:: Work order ::
Scan the entries below and return each line that contains "this".

:: Listed entries ::
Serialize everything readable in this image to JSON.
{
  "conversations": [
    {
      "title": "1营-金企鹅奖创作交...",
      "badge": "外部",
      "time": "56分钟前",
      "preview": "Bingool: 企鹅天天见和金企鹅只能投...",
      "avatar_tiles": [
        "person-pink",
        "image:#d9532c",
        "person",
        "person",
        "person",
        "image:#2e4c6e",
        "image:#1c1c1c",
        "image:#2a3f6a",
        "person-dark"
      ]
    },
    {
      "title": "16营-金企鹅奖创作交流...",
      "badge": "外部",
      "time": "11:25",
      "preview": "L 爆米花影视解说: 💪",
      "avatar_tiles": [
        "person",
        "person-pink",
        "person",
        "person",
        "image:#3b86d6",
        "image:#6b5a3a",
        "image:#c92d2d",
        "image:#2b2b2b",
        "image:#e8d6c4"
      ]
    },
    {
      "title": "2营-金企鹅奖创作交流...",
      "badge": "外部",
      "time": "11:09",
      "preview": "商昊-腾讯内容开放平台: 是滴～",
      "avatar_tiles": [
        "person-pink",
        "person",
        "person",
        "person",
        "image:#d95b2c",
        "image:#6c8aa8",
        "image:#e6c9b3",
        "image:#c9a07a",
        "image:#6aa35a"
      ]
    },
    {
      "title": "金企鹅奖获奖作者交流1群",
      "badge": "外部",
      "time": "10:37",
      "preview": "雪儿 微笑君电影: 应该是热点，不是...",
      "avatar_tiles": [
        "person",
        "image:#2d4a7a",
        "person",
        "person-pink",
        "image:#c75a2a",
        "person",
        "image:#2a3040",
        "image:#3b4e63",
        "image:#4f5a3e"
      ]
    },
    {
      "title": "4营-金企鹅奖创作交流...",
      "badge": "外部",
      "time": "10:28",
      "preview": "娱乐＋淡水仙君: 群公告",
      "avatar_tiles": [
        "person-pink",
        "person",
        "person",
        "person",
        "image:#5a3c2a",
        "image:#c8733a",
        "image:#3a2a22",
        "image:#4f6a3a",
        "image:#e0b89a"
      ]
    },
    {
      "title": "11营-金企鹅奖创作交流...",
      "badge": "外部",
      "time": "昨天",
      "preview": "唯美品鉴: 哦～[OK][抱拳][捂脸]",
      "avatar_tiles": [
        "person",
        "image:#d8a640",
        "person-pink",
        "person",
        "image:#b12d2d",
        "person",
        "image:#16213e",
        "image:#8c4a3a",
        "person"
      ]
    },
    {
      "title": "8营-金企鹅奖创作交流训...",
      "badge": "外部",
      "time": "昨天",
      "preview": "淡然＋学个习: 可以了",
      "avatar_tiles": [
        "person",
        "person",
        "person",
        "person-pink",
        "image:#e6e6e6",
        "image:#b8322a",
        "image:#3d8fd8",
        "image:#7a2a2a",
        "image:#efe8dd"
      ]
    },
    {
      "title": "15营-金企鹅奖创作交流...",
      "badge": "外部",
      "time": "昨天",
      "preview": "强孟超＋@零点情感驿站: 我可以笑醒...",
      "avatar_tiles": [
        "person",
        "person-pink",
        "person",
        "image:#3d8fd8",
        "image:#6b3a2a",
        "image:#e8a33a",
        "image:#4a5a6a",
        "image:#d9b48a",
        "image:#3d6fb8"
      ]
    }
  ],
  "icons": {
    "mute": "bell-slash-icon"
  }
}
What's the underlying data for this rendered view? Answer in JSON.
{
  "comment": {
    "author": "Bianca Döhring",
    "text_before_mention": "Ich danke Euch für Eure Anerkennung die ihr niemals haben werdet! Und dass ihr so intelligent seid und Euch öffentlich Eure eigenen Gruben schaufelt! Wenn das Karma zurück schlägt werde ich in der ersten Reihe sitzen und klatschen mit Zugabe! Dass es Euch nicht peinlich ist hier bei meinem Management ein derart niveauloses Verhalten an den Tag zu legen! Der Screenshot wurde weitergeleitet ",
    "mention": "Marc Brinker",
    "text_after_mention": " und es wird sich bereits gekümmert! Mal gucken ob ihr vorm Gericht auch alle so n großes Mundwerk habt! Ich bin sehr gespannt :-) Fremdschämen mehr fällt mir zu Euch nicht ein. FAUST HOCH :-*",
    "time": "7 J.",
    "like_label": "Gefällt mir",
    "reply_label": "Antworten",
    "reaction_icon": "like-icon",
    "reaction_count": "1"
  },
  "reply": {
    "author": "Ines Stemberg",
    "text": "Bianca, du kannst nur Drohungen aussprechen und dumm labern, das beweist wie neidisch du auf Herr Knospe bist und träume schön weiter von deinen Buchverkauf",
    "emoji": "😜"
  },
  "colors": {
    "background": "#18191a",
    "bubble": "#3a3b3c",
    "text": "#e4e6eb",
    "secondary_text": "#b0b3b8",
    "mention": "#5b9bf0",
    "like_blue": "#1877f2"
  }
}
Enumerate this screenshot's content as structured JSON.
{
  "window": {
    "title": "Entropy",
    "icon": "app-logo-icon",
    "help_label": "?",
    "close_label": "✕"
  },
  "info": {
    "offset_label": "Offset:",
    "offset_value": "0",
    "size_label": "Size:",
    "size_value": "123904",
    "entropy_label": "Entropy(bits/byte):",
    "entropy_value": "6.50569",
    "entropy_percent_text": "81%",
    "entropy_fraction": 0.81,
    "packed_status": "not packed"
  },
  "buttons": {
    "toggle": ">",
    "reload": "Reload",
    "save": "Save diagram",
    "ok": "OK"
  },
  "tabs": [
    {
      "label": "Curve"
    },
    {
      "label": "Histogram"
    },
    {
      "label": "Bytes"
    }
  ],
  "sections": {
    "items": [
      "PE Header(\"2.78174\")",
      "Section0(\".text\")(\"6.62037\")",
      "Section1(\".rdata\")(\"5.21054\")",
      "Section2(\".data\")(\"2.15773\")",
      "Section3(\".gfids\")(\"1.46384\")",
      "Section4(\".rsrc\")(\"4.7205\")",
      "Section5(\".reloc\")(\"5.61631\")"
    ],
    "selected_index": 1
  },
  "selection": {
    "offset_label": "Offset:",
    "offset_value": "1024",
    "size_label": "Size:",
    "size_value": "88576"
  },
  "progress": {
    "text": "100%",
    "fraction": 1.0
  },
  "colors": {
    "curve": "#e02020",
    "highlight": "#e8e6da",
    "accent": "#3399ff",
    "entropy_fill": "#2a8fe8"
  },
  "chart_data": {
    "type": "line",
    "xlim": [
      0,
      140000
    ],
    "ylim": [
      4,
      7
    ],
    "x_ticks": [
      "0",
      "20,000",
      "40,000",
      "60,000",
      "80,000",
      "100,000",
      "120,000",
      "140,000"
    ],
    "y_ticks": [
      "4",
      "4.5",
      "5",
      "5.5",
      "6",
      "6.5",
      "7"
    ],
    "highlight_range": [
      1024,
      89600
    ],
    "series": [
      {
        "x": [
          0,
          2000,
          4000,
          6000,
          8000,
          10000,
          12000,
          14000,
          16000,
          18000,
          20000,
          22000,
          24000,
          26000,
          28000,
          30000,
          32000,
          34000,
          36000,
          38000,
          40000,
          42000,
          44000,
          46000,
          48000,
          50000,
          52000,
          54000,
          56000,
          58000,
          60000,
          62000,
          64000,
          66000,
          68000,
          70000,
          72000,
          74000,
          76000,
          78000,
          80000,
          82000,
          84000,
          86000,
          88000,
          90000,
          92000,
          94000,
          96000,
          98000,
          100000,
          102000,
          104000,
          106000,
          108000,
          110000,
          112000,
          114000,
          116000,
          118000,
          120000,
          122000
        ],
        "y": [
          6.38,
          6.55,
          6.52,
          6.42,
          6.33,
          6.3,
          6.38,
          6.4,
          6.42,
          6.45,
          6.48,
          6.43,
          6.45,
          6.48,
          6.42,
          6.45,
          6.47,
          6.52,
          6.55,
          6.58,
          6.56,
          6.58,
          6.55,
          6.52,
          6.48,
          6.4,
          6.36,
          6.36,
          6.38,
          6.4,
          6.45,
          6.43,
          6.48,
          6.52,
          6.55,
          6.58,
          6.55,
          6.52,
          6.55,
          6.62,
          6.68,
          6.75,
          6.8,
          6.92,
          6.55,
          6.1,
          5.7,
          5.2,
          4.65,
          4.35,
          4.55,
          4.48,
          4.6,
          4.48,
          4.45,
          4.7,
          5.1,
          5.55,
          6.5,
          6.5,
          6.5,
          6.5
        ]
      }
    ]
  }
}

:: Exercise answer ::
Serialize everything readable in this image to JSON.
What's the underlying data for this rendered view? Answer in JSON.
Enumerate this screenshot's content as structured JSON.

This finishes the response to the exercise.